■ AIM OF THE TASK ■
Without copying the images, write out all the entries below verbatim.

══ AVAILABLE DATA

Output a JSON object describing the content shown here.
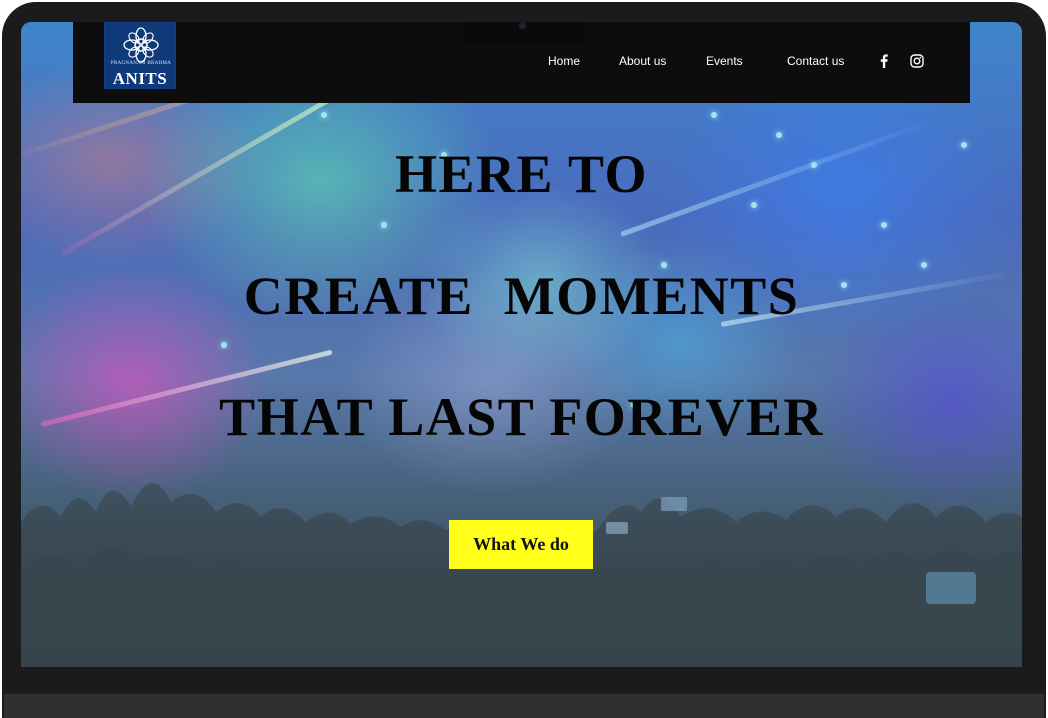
{
  "logo": {
    "text": "ANITS",
    "tagline": "PRAGNANAM BRAHMA"
  },
  "nav": {
    "home": "Home",
    "about": "About us",
    "events": "Events",
    "contact": "Contact us"
  },
  "social": {
    "facebook_icon": "facebook-icon",
    "instagram_icon": "instagram-icon"
  },
  "hero": {
    "line1": "HERE TO",
    "line2": "CREATE  MOMENTS",
    "line3": "THAT LAST FOREVER",
    "cta_label": "What We do"
  },
  "colors": {
    "header_bg": "#0d0d0e",
    "cta_bg": "#ffff1a",
    "headline": "#050505",
    "logo_bg": "#0f3a7a"
  }
}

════

■ RESPONSE AREA ■
Output a JSON object describing the content shown here.
{
  "logo": {
    "text": "ANITS",
    "tagline": "PRAGNANAM BRAHMA"
  },
  "nav": {
    "home": "Home",
    "about": "About us",
    "events": "Events",
    "contact": "Contact us"
  },
  "social": {
    "facebook_icon": "facebook-icon",
    "instagram_icon": "instagram-icon"
  },
  "hero": {
    "line1": "HERE TO",
    "line2": "CREATE  MOMENTS",
    "line3": "THAT LAST FOREVER",
    "cta_label": "What We do"
  },
  "colors": {
    "header_bg": "#0d0d0e",
    "cta_bg": "#ffff1a",
    "headline": "#050505",
    "logo_bg": "#0f3a7a"
  }
}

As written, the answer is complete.